There are some legitimate assembly opportunities, but exercise extreme caution.
Even if you are interested in this work and you find a legitimate company, remember that your finished products will still need to be approved and you might not pass inspection initially. When you consider the amount of time it takes to hand assemble products, send them for inspection, wait for a response, and what you are paid if your items are approved (maybe $2- $3 per item), is it really worth your time?
You are recruited as a “personal assistant”, “sales manager”, “payment processor” or any other official-sounding position where part of your job responsibility is to handle payments.
You are sent a check and instructed to cash it from your own personal bank account, take a percentage as a commission, then wire the remainder to your “employer” who will usually be overseas.
By the time the check bounces the scammers will have the money and be long gone. You’ll be left holding the bag and owing the bank to cover the counterfeit check. No reputable employer will ever ask you to use your own bank account to conduct transactions on their behalf.
Some of the most dangerous work at home scams are re-shipping schemes. You may be hired as a “shipping manager” or “logistics manager”. The scammer purchases high-ticket items with fraudulent credit cards, sends the merchandise to you, and you then repackage and reship the items to them overseas.
Other than the fact that you are already participating in a crime, shipping stolen goods may be just the beginning.
Prior to being “hired”, the scammer will require you complete an employment application including the usual personal information – social security number, date of birth, home address. Just like the check cashing scheme, you’ll be sent a check as payment. Again, the bank will eventually learn that the check is counterfeit and expect payment from you.
In the meantime, not only have the scammers received stolen merchandise from you and sent you a bogus paycheck, they may also use the information from your application to get credit in your name and continue the scam.

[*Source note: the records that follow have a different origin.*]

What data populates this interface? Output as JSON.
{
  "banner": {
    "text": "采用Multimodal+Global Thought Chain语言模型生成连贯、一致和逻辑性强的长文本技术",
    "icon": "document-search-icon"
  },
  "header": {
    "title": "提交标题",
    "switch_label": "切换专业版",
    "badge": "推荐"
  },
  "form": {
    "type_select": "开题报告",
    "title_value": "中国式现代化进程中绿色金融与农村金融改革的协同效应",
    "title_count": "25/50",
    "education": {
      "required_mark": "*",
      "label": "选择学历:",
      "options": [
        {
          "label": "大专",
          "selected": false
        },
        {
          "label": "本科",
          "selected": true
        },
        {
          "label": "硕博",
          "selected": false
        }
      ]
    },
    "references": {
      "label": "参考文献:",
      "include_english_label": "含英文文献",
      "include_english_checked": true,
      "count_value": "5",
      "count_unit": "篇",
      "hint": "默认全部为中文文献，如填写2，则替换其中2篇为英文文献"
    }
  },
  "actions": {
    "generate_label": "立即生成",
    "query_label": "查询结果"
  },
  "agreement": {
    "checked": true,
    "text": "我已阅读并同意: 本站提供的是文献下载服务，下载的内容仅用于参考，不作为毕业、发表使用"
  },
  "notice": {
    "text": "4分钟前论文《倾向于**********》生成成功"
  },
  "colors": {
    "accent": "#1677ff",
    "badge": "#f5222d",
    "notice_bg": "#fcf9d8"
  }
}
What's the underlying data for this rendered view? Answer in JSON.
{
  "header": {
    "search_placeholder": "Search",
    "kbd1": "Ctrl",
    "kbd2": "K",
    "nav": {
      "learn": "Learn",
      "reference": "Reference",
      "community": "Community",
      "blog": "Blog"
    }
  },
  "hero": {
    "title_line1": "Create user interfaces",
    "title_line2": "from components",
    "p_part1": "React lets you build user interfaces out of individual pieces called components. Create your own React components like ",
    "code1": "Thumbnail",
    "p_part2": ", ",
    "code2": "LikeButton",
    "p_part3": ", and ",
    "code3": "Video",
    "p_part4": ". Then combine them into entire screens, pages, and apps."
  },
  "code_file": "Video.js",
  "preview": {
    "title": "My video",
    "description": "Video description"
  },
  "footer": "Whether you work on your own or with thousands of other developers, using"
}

If you’ve run into these common work at home scams or any others, please report them. You’ll help put work at home scams out of business, and help educate your fellow workfromhomers.